### Work to complete
Scan the records for "name". Report each line that includes it.

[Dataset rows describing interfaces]
--- START ---

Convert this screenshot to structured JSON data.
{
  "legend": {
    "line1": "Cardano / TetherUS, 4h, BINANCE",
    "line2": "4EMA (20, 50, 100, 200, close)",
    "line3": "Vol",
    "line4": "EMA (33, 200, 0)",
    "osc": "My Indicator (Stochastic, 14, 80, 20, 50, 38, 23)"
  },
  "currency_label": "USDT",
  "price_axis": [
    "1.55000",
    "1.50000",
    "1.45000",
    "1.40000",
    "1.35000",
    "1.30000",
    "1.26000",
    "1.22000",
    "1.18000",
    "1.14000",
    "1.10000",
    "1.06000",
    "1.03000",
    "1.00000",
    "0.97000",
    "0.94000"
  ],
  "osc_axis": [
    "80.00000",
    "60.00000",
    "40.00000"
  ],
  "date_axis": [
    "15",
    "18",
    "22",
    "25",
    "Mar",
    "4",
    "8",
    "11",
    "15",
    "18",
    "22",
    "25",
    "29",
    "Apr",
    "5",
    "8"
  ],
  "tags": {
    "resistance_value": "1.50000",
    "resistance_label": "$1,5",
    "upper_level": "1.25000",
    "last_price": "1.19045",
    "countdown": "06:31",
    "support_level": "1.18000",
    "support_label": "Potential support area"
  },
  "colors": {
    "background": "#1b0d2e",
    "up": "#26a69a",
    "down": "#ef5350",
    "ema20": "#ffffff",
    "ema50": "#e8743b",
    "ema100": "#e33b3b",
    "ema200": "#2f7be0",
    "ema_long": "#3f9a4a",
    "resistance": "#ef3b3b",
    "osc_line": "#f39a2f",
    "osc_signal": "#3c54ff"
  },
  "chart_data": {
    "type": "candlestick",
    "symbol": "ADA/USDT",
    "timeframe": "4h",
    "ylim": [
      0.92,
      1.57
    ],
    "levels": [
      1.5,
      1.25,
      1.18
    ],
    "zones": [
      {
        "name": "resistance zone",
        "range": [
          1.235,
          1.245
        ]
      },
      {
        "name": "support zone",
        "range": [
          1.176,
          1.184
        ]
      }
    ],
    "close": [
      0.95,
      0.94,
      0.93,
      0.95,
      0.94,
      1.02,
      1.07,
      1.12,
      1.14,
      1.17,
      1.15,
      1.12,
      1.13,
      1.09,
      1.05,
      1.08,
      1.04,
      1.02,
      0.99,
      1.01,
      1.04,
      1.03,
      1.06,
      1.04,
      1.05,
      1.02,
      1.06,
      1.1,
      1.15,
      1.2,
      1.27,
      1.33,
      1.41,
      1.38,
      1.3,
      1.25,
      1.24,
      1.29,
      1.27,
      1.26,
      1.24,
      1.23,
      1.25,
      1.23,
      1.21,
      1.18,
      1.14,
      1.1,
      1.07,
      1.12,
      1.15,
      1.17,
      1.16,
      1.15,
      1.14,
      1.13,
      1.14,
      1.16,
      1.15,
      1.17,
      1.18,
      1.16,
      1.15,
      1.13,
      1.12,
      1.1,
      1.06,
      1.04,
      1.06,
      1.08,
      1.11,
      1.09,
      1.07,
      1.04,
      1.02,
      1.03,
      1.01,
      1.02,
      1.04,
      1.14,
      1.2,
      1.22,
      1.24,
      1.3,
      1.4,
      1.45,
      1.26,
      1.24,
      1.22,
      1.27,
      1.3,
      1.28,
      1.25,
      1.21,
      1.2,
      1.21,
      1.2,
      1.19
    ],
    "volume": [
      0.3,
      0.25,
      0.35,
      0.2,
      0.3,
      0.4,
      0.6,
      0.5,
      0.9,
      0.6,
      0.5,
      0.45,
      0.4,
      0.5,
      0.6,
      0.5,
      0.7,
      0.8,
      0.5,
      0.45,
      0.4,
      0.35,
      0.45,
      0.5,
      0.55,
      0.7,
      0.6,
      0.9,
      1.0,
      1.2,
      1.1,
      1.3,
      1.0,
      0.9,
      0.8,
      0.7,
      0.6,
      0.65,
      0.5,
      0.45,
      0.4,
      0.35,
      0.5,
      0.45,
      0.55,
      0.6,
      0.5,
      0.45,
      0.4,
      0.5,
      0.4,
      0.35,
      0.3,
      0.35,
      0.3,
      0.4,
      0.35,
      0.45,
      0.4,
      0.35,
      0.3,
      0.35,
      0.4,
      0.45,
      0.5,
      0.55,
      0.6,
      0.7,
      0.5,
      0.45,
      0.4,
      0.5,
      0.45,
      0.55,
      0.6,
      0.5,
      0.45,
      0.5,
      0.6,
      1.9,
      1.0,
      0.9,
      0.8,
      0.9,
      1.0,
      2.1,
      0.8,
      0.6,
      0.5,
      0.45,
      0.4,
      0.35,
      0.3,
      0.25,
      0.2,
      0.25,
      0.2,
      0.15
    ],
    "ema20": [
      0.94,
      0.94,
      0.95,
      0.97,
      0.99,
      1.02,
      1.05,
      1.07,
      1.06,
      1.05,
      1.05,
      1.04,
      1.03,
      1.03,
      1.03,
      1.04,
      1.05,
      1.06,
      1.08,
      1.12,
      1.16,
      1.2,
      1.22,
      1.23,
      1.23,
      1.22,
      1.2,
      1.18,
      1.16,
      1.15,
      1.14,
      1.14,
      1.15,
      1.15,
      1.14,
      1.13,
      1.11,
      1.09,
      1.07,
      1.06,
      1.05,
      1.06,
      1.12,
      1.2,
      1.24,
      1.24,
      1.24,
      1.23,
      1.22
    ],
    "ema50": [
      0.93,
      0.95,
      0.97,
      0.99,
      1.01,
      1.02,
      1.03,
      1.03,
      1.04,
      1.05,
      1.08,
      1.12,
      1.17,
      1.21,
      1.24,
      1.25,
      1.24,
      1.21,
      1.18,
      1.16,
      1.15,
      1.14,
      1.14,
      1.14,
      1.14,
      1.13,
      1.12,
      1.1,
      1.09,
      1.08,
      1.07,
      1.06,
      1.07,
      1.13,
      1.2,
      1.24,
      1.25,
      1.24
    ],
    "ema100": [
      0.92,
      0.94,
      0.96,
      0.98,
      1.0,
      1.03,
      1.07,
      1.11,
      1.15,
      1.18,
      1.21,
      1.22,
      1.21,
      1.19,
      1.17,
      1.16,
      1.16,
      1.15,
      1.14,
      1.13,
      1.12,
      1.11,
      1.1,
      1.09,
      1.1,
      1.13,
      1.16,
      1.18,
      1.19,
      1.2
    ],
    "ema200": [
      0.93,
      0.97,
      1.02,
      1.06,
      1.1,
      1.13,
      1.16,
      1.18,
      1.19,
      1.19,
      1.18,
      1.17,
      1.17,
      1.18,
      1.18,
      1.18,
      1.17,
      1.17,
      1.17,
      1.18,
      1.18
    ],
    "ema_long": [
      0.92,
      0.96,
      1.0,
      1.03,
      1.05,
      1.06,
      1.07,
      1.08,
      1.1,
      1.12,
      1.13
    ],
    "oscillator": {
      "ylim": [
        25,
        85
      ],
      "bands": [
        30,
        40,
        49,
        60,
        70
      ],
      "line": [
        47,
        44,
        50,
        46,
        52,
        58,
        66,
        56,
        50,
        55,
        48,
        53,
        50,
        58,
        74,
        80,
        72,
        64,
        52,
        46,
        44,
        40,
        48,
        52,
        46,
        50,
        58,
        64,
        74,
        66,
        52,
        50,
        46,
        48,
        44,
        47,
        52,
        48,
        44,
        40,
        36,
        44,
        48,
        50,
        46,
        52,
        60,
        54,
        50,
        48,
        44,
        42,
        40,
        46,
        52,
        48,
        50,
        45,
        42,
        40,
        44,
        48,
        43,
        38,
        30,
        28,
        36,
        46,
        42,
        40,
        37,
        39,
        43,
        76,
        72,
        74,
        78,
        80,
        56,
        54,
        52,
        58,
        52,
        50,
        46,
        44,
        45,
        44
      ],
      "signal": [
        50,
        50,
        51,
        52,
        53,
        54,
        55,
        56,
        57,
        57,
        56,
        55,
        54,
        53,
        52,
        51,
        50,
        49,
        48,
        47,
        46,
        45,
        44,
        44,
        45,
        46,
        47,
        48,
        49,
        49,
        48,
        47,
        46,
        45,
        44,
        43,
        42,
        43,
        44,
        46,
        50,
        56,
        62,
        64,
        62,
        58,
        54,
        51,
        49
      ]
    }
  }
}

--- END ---

### Your solution
        "name": "resistance zone",
        "name": "support zone",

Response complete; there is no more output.